## WHAT YOU NEED TO DO
Print out each record below, unaltered and complete, without its images.

## Dataset rows describing interfaces
──────────

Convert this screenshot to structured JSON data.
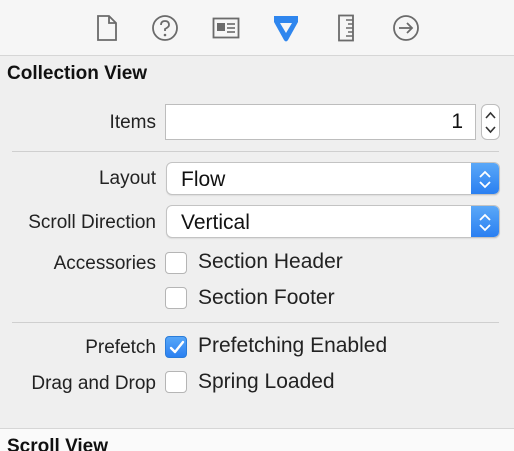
{
  "toolbar": {
    "icons": [
      "file-inspector-icon",
      "quick-help-icon",
      "identity-inspector-icon",
      "attributes-inspector-icon",
      "size-inspector-icon",
      "connections-inspector-icon"
    ],
    "accent_color": "#2f86ee"
  },
  "section": {
    "title": "Collection View"
  },
  "items": {
    "label": "Items",
    "value": "1"
  },
  "layout": {
    "label": "Layout",
    "value": "Flow"
  },
  "scroll_direction": {
    "label": "Scroll Direction",
    "value": "Vertical"
  },
  "accessories": {
    "label": "Accessories",
    "section_header": {
      "label": "Section Header",
      "checked": false
    },
    "section_footer": {
      "label": "Section Footer",
      "checked": false
    }
  },
  "prefetch": {
    "label": "Prefetch",
    "option": "Prefetching Enabled",
    "checked": true
  },
  "drag_and_drop": {
    "label": "Drag and Drop",
    "option": "Spring Loaded",
    "checked": false
  },
  "next_section": {
    "title": "Scroll View"
  }
}
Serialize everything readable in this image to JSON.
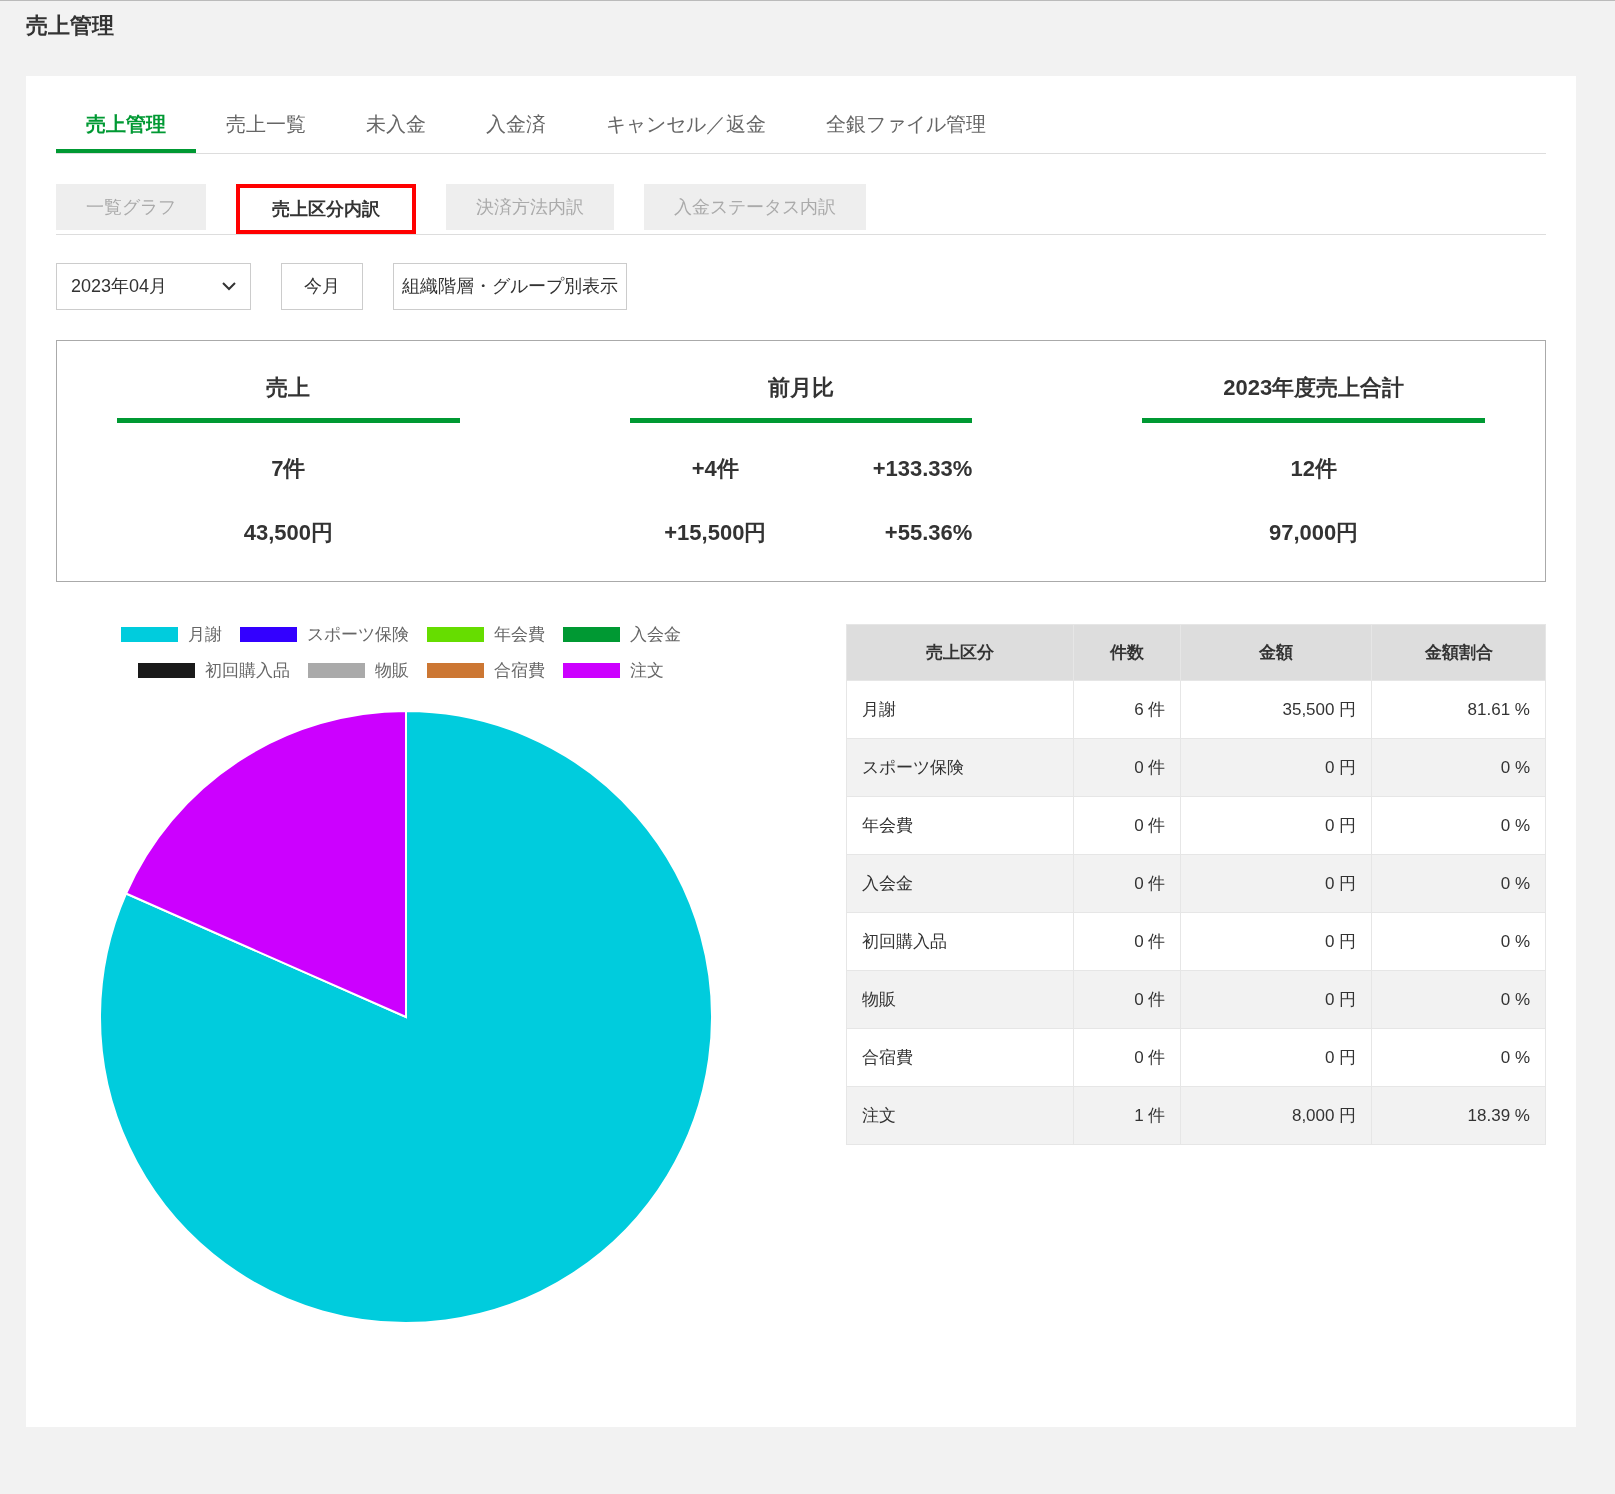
{
  "page_title": "売上管理",
  "tabs": [
    {
      "label": "売上管理",
      "selected": true
    },
    {
      "label": "売上一覧",
      "selected": false
    },
    {
      "label": "未入金",
      "selected": false
    },
    {
      "label": "入金済",
      "selected": false
    },
    {
      "label": "キャンセル／返金",
      "selected": false
    },
    {
      "label": "全銀ファイル管理",
      "selected": false
    }
  ],
  "sub_tabs": [
    {
      "label": "一覧グラフ",
      "selected": false
    },
    {
      "label": "売上区分内訳",
      "selected": true
    },
    {
      "label": "決済方法内訳",
      "selected": false
    },
    {
      "label": "入金ステータス内訳",
      "selected": false
    }
  ],
  "month_select": {
    "value": "2023年04月"
  },
  "buttons": [
    "今月",
    "組織階層・グループ別表示"
  ],
  "summary": [
    {
      "title": "売上",
      "rows": [
        [
          "7件"
        ],
        [
          "43,500円"
        ]
      ]
    },
    {
      "title": "前月比",
      "rows": [
        [
          "+4件",
          "+133.33%"
        ],
        [
          "+15,500円",
          "+55.36%"
        ]
      ]
    },
    {
      "title": "2023年度売上合計",
      "rows": [
        [
          "12件"
        ],
        [
          "97,000円"
        ]
      ]
    }
  ],
  "chart_data": {
    "type": "pie",
    "categories": [
      "月謝",
      "スポーツ保険",
      "年会費",
      "入会金",
      "初回購入品",
      "物販",
      "合宿費",
      "注文"
    ],
    "values": [
      81.61,
      0,
      0,
      0,
      0,
      0,
      0,
      18.39
    ],
    "legend": "top",
    "colors": [
      "#00ccdd",
      "#3300ff",
      "#66dd00",
      "#009933",
      "#1a1a1a",
      "#aaaaaa",
      "#cc7733",
      "#cc00ff"
    ]
  },
  "table": {
    "columns": [
      "売上区分",
      "件数",
      "金額",
      "金額割合"
    ],
    "rows": [
      [
        "月謝",
        "6 件",
        "35,500 円",
        "81.61 %"
      ],
      [
        "スポーツ保険",
        "0 件",
        "0 円",
        "0 %"
      ],
      [
        "年会費",
        "0 件",
        "0 円",
        "0 %"
      ],
      [
        "入会金",
        "0 件",
        "0 円",
        "0 %"
      ],
      [
        "初回購入品",
        "0 件",
        "0 円",
        "0 %"
      ],
      [
        "物販",
        "0 件",
        "0 円",
        "0 %"
      ],
      [
        "合宿費",
        "0 件",
        "0 円",
        "0 %"
      ],
      [
        "注文",
        "1 件",
        "8,000 円",
        "18.39 %"
      ]
    ]
  }
}
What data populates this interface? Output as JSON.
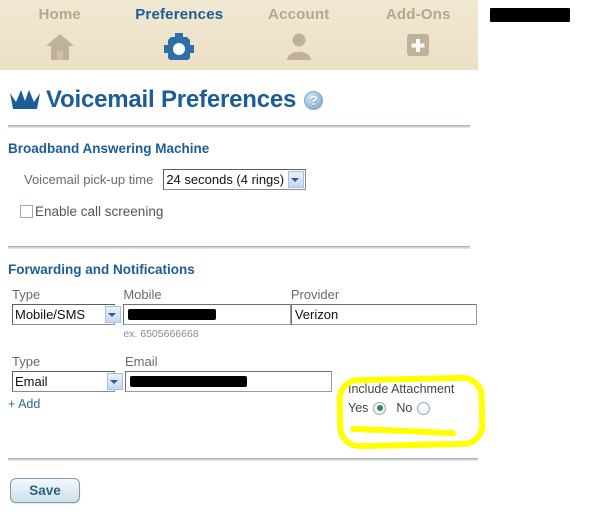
{
  "nav": {
    "items": [
      {
        "label": "Home",
        "icon": "house-icon",
        "active": false
      },
      {
        "label": "Preferences",
        "icon": "gear-icon",
        "active": true
      },
      {
        "label": "Account",
        "icon": "person-icon",
        "active": false
      },
      {
        "label": "Add-Ons",
        "icon": "plus-icon",
        "active": false
      }
    ]
  },
  "page": {
    "title": "Voicemail Preferences",
    "crown_icon": "crown-icon",
    "help_icon": "help-question-icon",
    "help_label": "?"
  },
  "answering_machine": {
    "section_title": "Broadband Answering Machine",
    "pickup_label": "Voicemail pick-up time",
    "pickup_value": "24 seconds (4 rings)",
    "pickup_options": [
      "24 seconds (4 rings)"
    ],
    "screening_label": "Enable call screening",
    "screening_checked": false
  },
  "forwarding": {
    "section_title": "Forwarding and Notifications",
    "rows": [
      {
        "type_label": "Type",
        "type_value": "Mobile/SMS",
        "type_options": [
          "Mobile/SMS"
        ],
        "value_label": "Mobile",
        "value_text": "",
        "value_redacted": true,
        "hint": "ex. 6505666668",
        "extra_label": "Provider",
        "extra_value": "Verizon"
      },
      {
        "type_label": "Type",
        "type_value": "Email",
        "type_options": [
          "Email"
        ],
        "value_label": "Email",
        "value_text": "",
        "value_redacted": true,
        "hint": "",
        "extra_label": "",
        "extra_value": ""
      }
    ],
    "add_link": "+ Add"
  },
  "include_attachment": {
    "title": "Include Attachment",
    "yes_label": "Yes",
    "no_label": "No",
    "selected": "Yes",
    "highlight_color": "#ffff00"
  },
  "footer": {
    "save_label": "Save"
  },
  "colors": {
    "nav_background": "#ede2c8",
    "nav_active_text": "#1c5d99",
    "nav_inactive_text": "#b3a88c",
    "heading_blue": "#1c5d99",
    "link_blue": "#2e6d93",
    "radio_selected": "#2f8a4e"
  }
}
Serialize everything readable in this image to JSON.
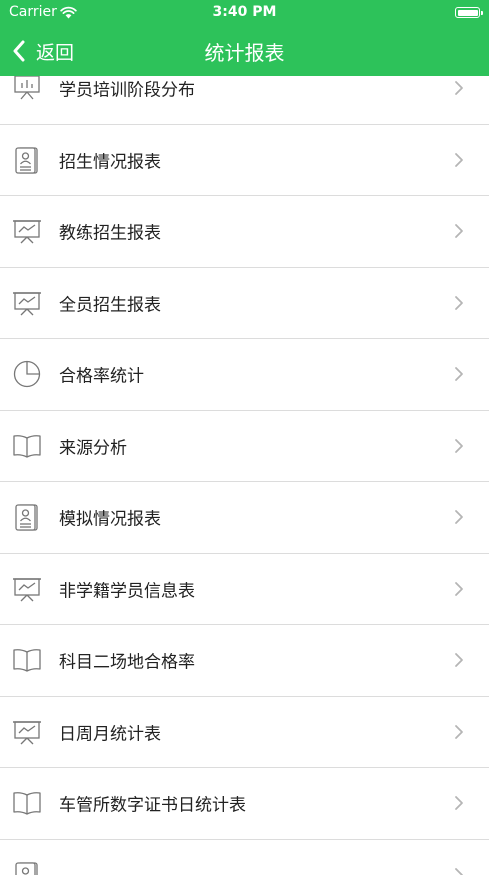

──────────

## RESULT FOR THIS TASK
Convert this screenshot to structured JSON data.
{
  "toolbar": {
    "icons": [
      "file-inspector-icon",
      "quick-help-icon",
      "identity-inspector-icon",
      "attributes-inspector-icon",
      "size-inspector-icon",
      "connections-inspector-icon"
    ],
    "accent_color": "#2f86ee"
  },
  "section": {
    "title": "Collection View"
  },
  "items": {
    "label": "Items",
    "value": "1"
  },
  "layout": {
    "label": "Layout",
    "value": "Flow"
  },
  "scroll_direction": {
    "label": "Scroll Direction",
    "value": "Vertical"
  },
  "accessories": {
    "label": "Accessories",
    "section_header": {
      "label": "Section Header",
      "checked": false
    },
    "section_footer": {
      "label": "Section Footer",
      "checked": false
    }
  },
  "prefetch": {
    "label": "Prefetch",
    "option": "Prefetching Enabled",
    "checked": true
  },
  "drag_and_drop": {
    "label": "Drag and Drop",
    "option": "Spring Loaded",
    "checked": false
  },
  "next_section": {
    "title": "Scroll View"
  }
}
Serialize everything readable in this image to JSON.
{
  "page_title": "売上管理",
  "tabs": [
    {
      "label": "売上管理",
      "selected": true
    },
    {
      "label": "売上一覧",
      "selected": false
    },
    {
      "label": "未入金",
      "selected": false
    },
    {
      "label": "入金済",
      "selected": false
    },
    {
      "label": "キャンセル／返金",
      "selected": false
    },
    {
      "label": "全銀ファイル管理",
      "selected": false
    }
  ],
  "sub_tabs": [
    {
      "label": "一覧グラフ",
      "selected": false
    },
    {
      "label": "売上区分内訳",
      "selected": true
    },
    {
      "label": "決済方法内訳",
      "selected": false
    },
    {
      "label": "入金ステータス内訳",
      "selected": false
    }
  ],
  "month_select": {
    "value": "2023年04月"
  },
  "buttons": [
    "今月",
    "組織階層・グループ別表示"
  ],
  "summary": [
    {
      "title": "売上",
      "rows": [
        [
          "7件"
        ],
        [
          "43,500円"
        ]
      ]
    },
    {
      "title": "前月比",
      "rows": [
        [
          "+4件",
          "+133.33%"
        ],
        [
          "+15,500円",
          "+55.36%"
        ]
      ]
    },
    {
      "title": "2023年度売上合計",
      "rows": [
        [
          "12件"
        ],
        [
          "97,000円"
        ]
      ]
    }
  ],
  "chart_data": {
    "type": "pie",
    "categories": [
      "月謝",
      "スポーツ保険",
      "年会費",
      "入会金",
      "初回購入品",
      "物販",
      "合宿費",
      "注文"
    ],
    "values": [
      81.61,
      0,
      0,
      0,
      0,
      0,
      0,
      18.39
    ],
    "legend": "top",
    "colors": [
      "#00ccdd",
      "#3300ff",
      "#66dd00",
      "#009933",
      "#1a1a1a",
      "#aaaaaa",
      "#cc7733",
      "#cc00ff"
    ]
  },
  "table": {
    "columns": [
      "売上区分",
      "件数",
      "金額",
      "金額割合"
    ],
    "rows": [
      [
        "月謝",
        "6 件",
        "35,500 円",
        "81.61 %"
      ],
      [
        "スポーツ保険",
        "0 件",
        "0 円",
        "0 %"
      ],
      [
        "年会費",
        "0 件",
        "0 円",
        "0 %"
      ],
      [
        "入会金",
        "0 件",
        "0 円",
        "0 %"
      ],
      [
        "初回購入品",
        "0 件",
        "0 円",
        "0 %"
      ],
      [
        "物販",
        "0 件",
        "0 円",
        "0 %"
      ],
      [
        "合宿費",
        "0 件",
        "0 円",
        "0 %"
      ],
      [
        "注文",
        "1 件",
        "8,000 円",
        "18.39 %"
      ]
    ]
  }
}
What data populates this interface? Output as JSON.
{
  "nav": {
    "items": [
      {
        "label": "Home",
        "icon": "house-icon",
        "active": false
      },
      {
        "label": "Preferences",
        "icon": "gear-icon",
        "active": true
      },
      {
        "label": "Account",
        "icon": "person-icon",
        "active": false
      },
      {
        "label": "Add-Ons",
        "icon": "plus-icon",
        "active": false
      }
    ]
  },
  "page": {
    "title": "Voicemail Preferences",
    "crown_icon": "crown-icon",
    "help_icon": "help-question-icon",
    "help_label": "?"
  },
  "answering_machine": {
    "section_title": "Broadband Answering Machine",
    "pickup_label": "Voicemail pick-up time",
    "pickup_value": "24 seconds (4 rings)",
    "pickup_options": [
      "24 seconds (4 rings)"
    ],
    "screening_label": "Enable call screening",
    "screening_checked": false
  },
  "forwarding": {
    "section_title": "Forwarding and Notifications",
    "rows": [
      {
        "type_label": "Type",
        "type_value": "Mobile/SMS",
        "type_options": [
          "Mobile/SMS"
        ],
        "value_label": "Mobile",
        "value_text": "",
        "value_redacted": true,
        "hint": "ex. 6505666668",
        "extra_label": "Provider",
        "extra_value": "Verizon"
      },
      {
        "type_label": "Type",
        "type_value": "Email",
        "type_options": [
          "Email"
        ],
        "value_label": "Email",
        "value_text": "",
        "value_redacted": true,
        "hint": "",
        "extra_label": "",
        "extra_value": ""
      }
    ],
    "add_link": "+ Add"
  },
  "include_attachment": {
    "title": "Include Attachment",
    "yes_label": "Yes",
    "no_label": "No",
    "selected": "Yes",
    "highlight_color": "#ffff00"
  },
  "footer": {
    "save_label": "Save"
  },
  "colors": {
    "nav_background": "#ede2c8",
    "nav_active_text": "#1c5d99",
    "nav_inactive_text": "#b3a88c",
    "heading_blue": "#1c5d99",
    "link_blue": "#2e6d93",
    "radio_selected": "#2f8a4e"
  }
}
Serialize everything readable in this image to JSON.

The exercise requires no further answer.